(Data for analysis)
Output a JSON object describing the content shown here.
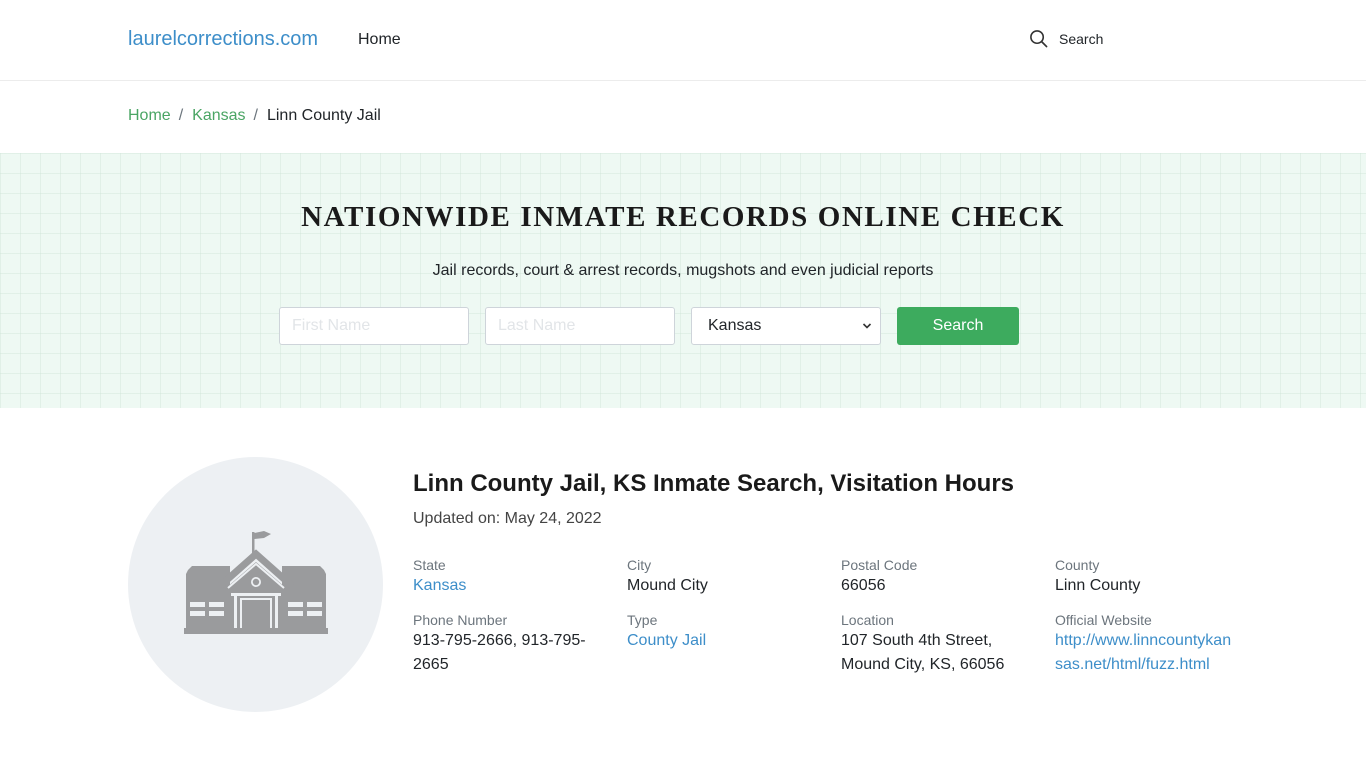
{
  "navbar": {
    "brand": "laurelcorrections.com",
    "home_link": "Home",
    "search_label": "Search",
    "search_icon": "search-icon"
  },
  "breadcrumb": [
    {
      "label": "Home"
    },
    {
      "label": "Kansas"
    },
    {
      "label": "Linn County Jail"
    }
  ],
  "breadcrumb_separator": "/",
  "hero": {
    "title": "NATIONWIDE INMATE RECORDS ONLINE CHECK",
    "subtitle": "Jail records, court & arrest records, mugshots and even judicial reports",
    "first_name_placeholder": "First Name",
    "first_name_value": "",
    "last_name_placeholder": "Last Name",
    "last_name_value": "",
    "state_selected": "Kansas",
    "search_button": "Search",
    "colors": {
      "button": "#3dab5e",
      "background": "#eef9f3"
    }
  },
  "facility": {
    "icon": "school-building-icon",
    "title": "Linn County Jail, KS Inmate Search, Visitation Hours",
    "updated": "Updated on: May 24, 2022",
    "fields": {
      "state": {
        "label": "State",
        "value": "Kansas"
      },
      "city": {
        "label": "City",
        "value": "Mound City"
      },
      "postal_code": {
        "label": "Postal Code",
        "value": "66056"
      },
      "county": {
        "label": "County",
        "value": "Linn County"
      },
      "phone": {
        "label": "Phone Number",
        "value": "913-795-2666, 913-795-2665"
      },
      "type": {
        "label": "Type",
        "value": "County Jail"
      },
      "location": {
        "label": "Location",
        "value": "107 South 4th Street, Mound City, KS, 66056"
      },
      "website": {
        "label": "Official Website",
        "value": "http://www.linncountykansas.net/html/fuzz.html"
      }
    }
  },
  "colors": {
    "link_blue": "#3d8ec9",
    "breadcrumb_green": "#4aa564"
  }
}
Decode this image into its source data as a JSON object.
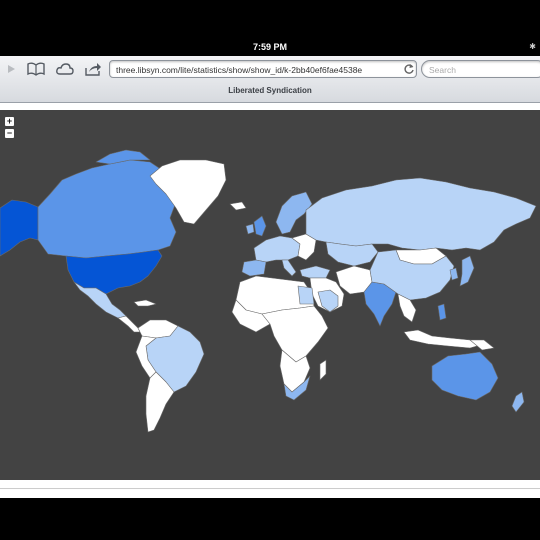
{
  "status": {
    "time": "7:59 PM"
  },
  "toolbar": {
    "url": "three.libsyn.com/lite/statistics/show/show_id/k-2bb40ef6fae4538e",
    "search_placeholder": "Search",
    "back_icon": "play-icon",
    "bookmarks_icon": "book-icon",
    "icloud_icon": "cloud-icon",
    "share_icon": "share-icon",
    "reload_icon": "reload-icon"
  },
  "page": {
    "title": "Liberated Syndication"
  },
  "map": {
    "zoom_in": "+",
    "zoom_out": "−",
    "background_color": "#434343",
    "legend_colors": {
      "highest": "#0555d5",
      "high": "#5b95e8",
      "medium": "#8db7f0",
      "low": "#b8d4f7",
      "none": "#ffffff"
    }
  }
}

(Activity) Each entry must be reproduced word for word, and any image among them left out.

(Solution below)
Output a JSON object describing the content shown here.
{
  "navbar": {
    "brand": "laurelcorrections.com",
    "home_link": "Home",
    "search_label": "Search",
    "search_icon": "search-icon"
  },
  "breadcrumb": [
    {
      "label": "Home"
    },
    {
      "label": "Kansas"
    },
    {
      "label": "Linn County Jail"
    }
  ],
  "breadcrumb_separator": "/",
  "hero": {
    "title": "NATIONWIDE INMATE RECORDS ONLINE CHECK",
    "subtitle": "Jail records, court & arrest records, mugshots and even judicial reports",
    "first_name_placeholder": "First Name",
    "first_name_value": "",
    "last_name_placeholder": "Last Name",
    "last_name_value": "",
    "state_selected": "Kansas",
    "search_button": "Search",
    "colors": {
      "button": "#3dab5e",
      "background": "#eef9f3"
    }
  },
  "facility": {
    "icon": "school-building-icon",
    "title": "Linn County Jail, KS Inmate Search, Visitation Hours",
    "updated": "Updated on: May 24, 2022",
    "fields": {
      "state": {
        "label": "State",
        "value": "Kansas"
      },
      "city": {
        "label": "City",
        "value": "Mound City"
      },
      "postal_code": {
        "label": "Postal Code",
        "value": "66056"
      },
      "county": {
        "label": "County",
        "value": "Linn County"
      },
      "phone": {
        "label": "Phone Number",
        "value": "913-795-2666, 913-795-2665"
      },
      "type": {
        "label": "Type",
        "value": "County Jail"
      },
      "location": {
        "label": "Location",
        "value": "107 South 4th Street, Mound City, KS, 66056"
      },
      "website": {
        "label": "Official Website",
        "value": "http://www.linncountykansas.net/html/fuzz.html"
      }
    }
  },
  "colors": {
    "link_blue": "#3d8ec9",
    "breadcrumb_green": "#4aa564"
  }
}
Decode this image into its source data as a JSON object.
{
  "status": {
    "time": "7:59 PM"
  },
  "toolbar": {
    "url": "three.libsyn.com/lite/statistics/show/show_id/k-2bb40ef6fae4538e",
    "search_placeholder": "Search",
    "back_icon": "play-icon",
    "bookmarks_icon": "book-icon",
    "icloud_icon": "cloud-icon",
    "share_icon": "share-icon",
    "reload_icon": "reload-icon"
  },
  "page": {
    "title": "Liberated Syndication"
  },
  "map": {
    "zoom_in": "+",
    "zoom_out": "−",
    "background_color": "#434343",
    "legend_colors": {
      "highest": "#0555d5",
      "high": "#5b95e8",
      "medium": "#8db7f0",
      "low": "#b8d4f7",
      "none": "#ffffff"
    }
  }
}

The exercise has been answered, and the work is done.